Andrew S. Wadsworth in 1898 went with the First Nebraska Regiment to the Philippines as a soldier in the first phase of the Spanish American War. He had previously been employed in his uncle’s jewelry shop in Beatrice and while overseas corresponded regularly with his Nebraska relatives.
The First Nebraska arrived in Manila on July 17, 1898, after a stopover in Honolulu. December of that year found Wadsworth and his fellow soldiers in the field and waiting for some promised Christmas boxes from home.
However, the troops were disappointed; no Christmas boxes arrived. Andrew wrote on January 2, 1899, to his sister and brother: “The Christmas dinner we had was the only thing worth mentioning on that day.” The dinner must have been a sumptuous one; it included, according to Andrew, “oyster stew with olives and pickles, baked chicken with dressing, cranberry sauce, sweet corn, mashed potatoes and gravy, bread, butter, jam, cakes, cookies, chocolate, oranges, bananas and cigars.”
The failure of the Christmas boxes to arrive was due to the changing political and military situation in Washington and in the Philippines. Optimists at first thought that American troops would be brought home quickly, and the shipment of boxes was halted. But as it became clear that American troops would remain in the Philippines far longer than anticipated, the boxes were sent after all. Andrew wrote on March 8: “We had a Christmas last week when our boxes came and say, it was good to see the things that tumbled out of them-everything from pins to night dresses. I got candy, jell[ied] preserves, papers, books, needles, and little things that helped to fill up, and fruit cake-was common stuff but so good.”

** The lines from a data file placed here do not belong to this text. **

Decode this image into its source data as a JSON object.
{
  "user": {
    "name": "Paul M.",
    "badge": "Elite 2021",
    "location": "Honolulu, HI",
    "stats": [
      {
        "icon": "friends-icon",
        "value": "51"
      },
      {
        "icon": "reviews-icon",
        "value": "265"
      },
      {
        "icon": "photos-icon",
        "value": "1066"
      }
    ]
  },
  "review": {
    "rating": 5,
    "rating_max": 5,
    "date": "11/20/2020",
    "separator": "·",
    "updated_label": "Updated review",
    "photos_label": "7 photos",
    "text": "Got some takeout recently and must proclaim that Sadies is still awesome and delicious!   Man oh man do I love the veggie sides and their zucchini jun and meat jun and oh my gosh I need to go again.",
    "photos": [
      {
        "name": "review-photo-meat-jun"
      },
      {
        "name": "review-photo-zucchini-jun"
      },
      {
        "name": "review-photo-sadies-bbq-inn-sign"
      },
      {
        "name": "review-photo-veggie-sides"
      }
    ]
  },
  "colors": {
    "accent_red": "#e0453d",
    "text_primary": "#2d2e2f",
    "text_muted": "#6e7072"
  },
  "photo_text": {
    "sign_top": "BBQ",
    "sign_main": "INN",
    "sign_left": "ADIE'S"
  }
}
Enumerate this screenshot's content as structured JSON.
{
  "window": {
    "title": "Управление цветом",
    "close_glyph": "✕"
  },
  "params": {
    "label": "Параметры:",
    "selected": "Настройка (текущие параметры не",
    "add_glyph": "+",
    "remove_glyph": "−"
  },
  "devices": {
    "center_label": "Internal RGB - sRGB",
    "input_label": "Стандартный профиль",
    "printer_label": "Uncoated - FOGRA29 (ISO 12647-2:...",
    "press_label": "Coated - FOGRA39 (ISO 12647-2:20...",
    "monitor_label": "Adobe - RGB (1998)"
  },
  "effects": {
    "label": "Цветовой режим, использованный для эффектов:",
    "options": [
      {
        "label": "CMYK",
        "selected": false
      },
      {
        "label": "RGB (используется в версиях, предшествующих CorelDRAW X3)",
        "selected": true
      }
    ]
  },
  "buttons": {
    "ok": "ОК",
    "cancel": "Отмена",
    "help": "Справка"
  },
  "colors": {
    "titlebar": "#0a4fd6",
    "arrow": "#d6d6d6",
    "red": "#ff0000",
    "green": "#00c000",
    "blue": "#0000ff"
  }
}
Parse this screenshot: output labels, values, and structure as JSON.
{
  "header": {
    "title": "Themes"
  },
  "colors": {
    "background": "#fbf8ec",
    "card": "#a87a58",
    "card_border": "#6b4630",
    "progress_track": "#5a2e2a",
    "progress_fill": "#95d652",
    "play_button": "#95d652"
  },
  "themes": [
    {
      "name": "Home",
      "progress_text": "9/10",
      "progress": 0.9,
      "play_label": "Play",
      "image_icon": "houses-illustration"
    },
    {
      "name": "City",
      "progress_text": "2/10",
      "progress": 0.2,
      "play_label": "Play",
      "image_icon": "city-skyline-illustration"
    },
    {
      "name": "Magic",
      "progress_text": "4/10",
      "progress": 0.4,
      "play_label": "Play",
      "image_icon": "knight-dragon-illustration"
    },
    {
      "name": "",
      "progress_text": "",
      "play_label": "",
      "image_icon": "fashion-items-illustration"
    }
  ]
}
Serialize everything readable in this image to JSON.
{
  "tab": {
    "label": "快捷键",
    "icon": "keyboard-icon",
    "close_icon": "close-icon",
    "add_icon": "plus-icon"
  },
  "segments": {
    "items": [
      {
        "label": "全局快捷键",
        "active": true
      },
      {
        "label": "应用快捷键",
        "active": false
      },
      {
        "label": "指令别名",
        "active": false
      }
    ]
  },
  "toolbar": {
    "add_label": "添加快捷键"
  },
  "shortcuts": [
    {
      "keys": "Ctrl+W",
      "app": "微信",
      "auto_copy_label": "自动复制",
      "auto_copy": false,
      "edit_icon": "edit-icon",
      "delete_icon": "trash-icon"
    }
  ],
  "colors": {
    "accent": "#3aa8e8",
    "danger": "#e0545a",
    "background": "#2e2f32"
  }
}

Andrew was wounded in April of 1899 and returned from the Philippines to Nebraska in early 1900.